→ **Description of the task**: The records that follow are to be reproduced verbatim.
Provided records section start
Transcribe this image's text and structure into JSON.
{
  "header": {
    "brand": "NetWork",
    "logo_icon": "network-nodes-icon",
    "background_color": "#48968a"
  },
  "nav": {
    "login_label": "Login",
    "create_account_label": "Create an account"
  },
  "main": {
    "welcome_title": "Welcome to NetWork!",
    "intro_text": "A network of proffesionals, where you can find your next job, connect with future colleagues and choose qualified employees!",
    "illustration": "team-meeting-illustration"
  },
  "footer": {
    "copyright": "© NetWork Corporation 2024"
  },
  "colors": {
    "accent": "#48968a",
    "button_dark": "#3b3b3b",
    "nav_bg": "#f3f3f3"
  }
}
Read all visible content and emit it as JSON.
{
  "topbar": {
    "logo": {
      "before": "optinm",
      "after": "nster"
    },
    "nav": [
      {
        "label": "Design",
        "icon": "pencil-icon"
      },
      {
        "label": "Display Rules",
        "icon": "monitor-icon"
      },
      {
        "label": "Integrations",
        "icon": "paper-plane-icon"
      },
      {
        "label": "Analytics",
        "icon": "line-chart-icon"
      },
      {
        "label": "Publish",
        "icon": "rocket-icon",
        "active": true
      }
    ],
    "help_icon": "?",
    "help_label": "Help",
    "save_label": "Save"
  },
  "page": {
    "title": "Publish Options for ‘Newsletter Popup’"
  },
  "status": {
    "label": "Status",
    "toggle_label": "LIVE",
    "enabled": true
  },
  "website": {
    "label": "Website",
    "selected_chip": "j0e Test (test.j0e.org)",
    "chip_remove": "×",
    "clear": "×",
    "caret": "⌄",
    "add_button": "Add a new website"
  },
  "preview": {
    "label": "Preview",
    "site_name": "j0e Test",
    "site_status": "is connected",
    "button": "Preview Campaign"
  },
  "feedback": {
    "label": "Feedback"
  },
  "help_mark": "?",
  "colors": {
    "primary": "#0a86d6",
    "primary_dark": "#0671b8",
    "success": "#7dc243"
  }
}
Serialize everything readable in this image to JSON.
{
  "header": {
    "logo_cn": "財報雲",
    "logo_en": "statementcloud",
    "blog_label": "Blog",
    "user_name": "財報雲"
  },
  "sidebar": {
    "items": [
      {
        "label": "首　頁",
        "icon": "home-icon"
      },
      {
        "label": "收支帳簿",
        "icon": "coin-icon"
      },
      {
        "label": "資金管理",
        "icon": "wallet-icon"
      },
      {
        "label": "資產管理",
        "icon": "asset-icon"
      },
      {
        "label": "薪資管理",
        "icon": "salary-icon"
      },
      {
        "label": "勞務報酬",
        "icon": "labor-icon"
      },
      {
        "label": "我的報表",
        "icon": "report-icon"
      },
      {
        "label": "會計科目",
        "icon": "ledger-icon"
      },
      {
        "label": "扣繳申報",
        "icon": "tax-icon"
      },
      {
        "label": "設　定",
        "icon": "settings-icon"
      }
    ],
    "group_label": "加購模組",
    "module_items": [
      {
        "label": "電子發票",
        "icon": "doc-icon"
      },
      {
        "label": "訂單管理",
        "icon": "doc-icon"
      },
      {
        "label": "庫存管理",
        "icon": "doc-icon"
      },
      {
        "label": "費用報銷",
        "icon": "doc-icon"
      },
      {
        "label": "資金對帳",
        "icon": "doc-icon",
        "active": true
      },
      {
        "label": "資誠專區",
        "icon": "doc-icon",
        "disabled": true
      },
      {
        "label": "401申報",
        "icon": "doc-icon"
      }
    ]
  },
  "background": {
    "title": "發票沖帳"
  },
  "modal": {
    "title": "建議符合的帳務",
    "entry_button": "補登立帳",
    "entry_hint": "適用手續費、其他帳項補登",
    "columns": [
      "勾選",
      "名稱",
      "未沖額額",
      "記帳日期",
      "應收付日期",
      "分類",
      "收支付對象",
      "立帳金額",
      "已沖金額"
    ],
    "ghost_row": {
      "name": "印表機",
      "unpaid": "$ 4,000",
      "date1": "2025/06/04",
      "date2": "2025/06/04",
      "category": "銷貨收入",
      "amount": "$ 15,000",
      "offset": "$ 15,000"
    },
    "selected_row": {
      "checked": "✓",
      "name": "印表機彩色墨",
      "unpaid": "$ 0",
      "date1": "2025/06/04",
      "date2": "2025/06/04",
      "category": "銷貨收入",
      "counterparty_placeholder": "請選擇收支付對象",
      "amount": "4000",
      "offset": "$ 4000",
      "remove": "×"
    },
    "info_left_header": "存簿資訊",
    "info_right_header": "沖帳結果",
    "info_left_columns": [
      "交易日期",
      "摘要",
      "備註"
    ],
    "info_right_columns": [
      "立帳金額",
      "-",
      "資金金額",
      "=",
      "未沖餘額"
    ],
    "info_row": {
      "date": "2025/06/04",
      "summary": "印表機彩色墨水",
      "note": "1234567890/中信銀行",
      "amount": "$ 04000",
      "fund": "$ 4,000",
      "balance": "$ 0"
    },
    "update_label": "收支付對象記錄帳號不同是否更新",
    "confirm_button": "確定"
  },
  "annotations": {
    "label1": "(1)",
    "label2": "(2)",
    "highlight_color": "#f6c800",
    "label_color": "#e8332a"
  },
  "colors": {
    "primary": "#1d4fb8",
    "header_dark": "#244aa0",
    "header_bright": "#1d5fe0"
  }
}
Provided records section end
→ **Exercise solution**:
Transcribe this image's text and structure into JSON.
{
  "header": {
    "brand": "NetWork",
    "logo_icon": "network-nodes-icon",
    "background_color": "#48968a"
  },
  "nav": {
    "login_label": "Login",
    "create_account_label": "Create an account"
  },
  "main": {
    "welcome_title": "Welcome to NetWork!",
    "intro_text": "A network of proffesionals, where you can find your next job, connect with future colleagues and choose qualified employees!",
    "illustration": "team-meeting-illustration"
  },
  "footer": {
    "copyright": "© NetWork Corporation 2024"
  },
  "colors": {
    "accent": "#48968a",
    "button_dark": "#3b3b3b",
    "nav_bg": "#f3f3f3"
  }
}
Read all visible content and emit it as JSON.
{
  "topbar": {
    "logo": {
      "before": "optinm",
      "after": "nster"
    },
    "nav": [
      {
        "label": "Design",
        "icon": "pencil-icon"
      },
      {
        "label": "Display Rules",
        "icon": "monitor-icon"
      },
      {
        "label": "Integrations",
        "icon": "paper-plane-icon"
      },
      {
        "label": "Analytics",
        "icon": "line-chart-icon"
      },
      {
        "label": "Publish",
        "icon": "rocket-icon",
        "active": true
      }
    ],
    "help_icon": "?",
    "help_label": "Help",
    "save_label": "Save"
  },
  "page": {
    "title": "Publish Options for ‘Newsletter Popup’"
  },
  "status": {
    "label": "Status",
    "toggle_label": "LIVE",
    "enabled": true
  },
  "website": {
    "label": "Website",
    "selected_chip": "j0e Test (test.j0e.org)",
    "chip_remove": "×",
    "clear": "×",
    "caret": "⌄",
    "add_button": "Add a new website"
  },
  "preview": {
    "label": "Preview",
    "site_name": "j0e Test",
    "site_status": "is connected",
    "button": "Preview Campaign"
  },
  "feedback": {
    "label": "Feedback"
  },
  "help_mark": "?",
  "colors": {
    "primary": "#0a86d6",
    "primary_dark": "#0671b8",
    "success": "#7dc243"
  }
}
Serialize everything readable in this image to JSON.
{
  "header": {
    "logo_cn": "財報雲",
    "logo_en": "statementcloud",
    "blog_label": "Blog",
    "user_name": "財報雲"
  },
  "sidebar": {
    "items": [
      {
        "label": "首　頁",
        "icon": "home-icon"
      },
      {
        "label": "收支帳簿",
        "icon": "coin-icon"
      },
      {
        "label": "資金管理",
        "icon": "wallet-icon"
      },
      {
        "label": "資產管理",
        "icon": "asset-icon"
      },
      {
        "label": "薪資管理",
        "icon": "salary-icon"
      },
      {
        "label": "勞務報酬",
        "icon": "labor-icon"
      },
      {
        "label": "我的報表",
        "icon": "report-icon"
      },
      {
        "label": "會計科目",
        "icon": "ledger-icon"
      },
      {
        "label": "扣繳申報",
        "icon": "tax-icon"
      },
      {
        "label": "設　定",
        "icon": "settings-icon"
      }
    ],
    "group_label": "加購模組",
    "module_items": [
      {
        "label": "電子發票",
        "icon": "doc-icon"
      },
      {
        "label": "訂單管理",
        "icon": "doc-icon"
      },
      {
        "label": "庫存管理",
        "icon": "doc-icon"
      },
      {
        "label": "費用報銷",
        "icon": "doc-icon"
      },
      {
        "label": "資金對帳",
        "icon": "doc-icon",
        "active": true
      },
      {
        "label": "資誠專區",
        "icon": "doc-icon",
        "disabled": true
      },
      {
        "label": "401申報",
        "icon": "doc-icon"
      }
    ]
  },
  "background": {
    "title": "發票沖帳"
  },
  "modal": {
    "title": "建議符合的帳務",
    "entry_button": "補登立帳",
    "entry_hint": "適用手續費、其他帳項補登",
    "columns": [
      "勾選",
      "名稱",
      "未沖額額",
      "記帳日期",
      "應收付日期",
      "分類",
      "收支付對象",
      "立帳金額",
      "已沖金額"
    ],
    "ghost_row": {
      "name": "印表機",
      "unpaid": "$ 4,000",
      "date1": "2025/06/04",
      "date2": "2025/06/04",
      "category": "銷貨收入",
      "amount": "$ 15,000",
      "offset": "$ 15,000"
    },
    "selected_row": {
      "checked": "✓",
      "name": "印表機彩色墨",
      "unpaid": "$ 0",
      "date1": "2025/06/04",
      "date2": "2025/06/04",
      "category": "銷貨收入",
      "counterparty_placeholder": "請選擇收支付對象",
      "amount": "4000",
      "offset": "$ 4000",
      "remove": "×"
    },
    "info_left_header": "存簿資訊",
    "info_right_header": "沖帳結果",
    "info_left_columns": [
      "交易日期",
      "摘要",
      "備註"
    ],
    "info_right_columns": [
      "立帳金額",
      "-",
      "資金金額",
      "=",
      "未沖餘額"
    ],
    "info_row": {
      "date": "2025/06/04",
      "summary": "印表機彩色墨水",
      "note": "1234567890/中信銀行",
      "amount": "$ 04000",
      "fund": "$ 4,000",
      "balance": "$ 0"
    },
    "update_label": "收支付對象記錄帳號不同是否更新",
    "confirm_button": "確定"
  },
  "annotations": {
    "label1": "(1)",
    "label2": "(2)",
    "highlight_color": "#f6c800",
    "label_color": "#e8332a"
  },
  "colors": {
    "primary": "#1d4fb8",
    "header_dark": "#244aa0",
    "header_bright": "#1d5fe0"
  }
}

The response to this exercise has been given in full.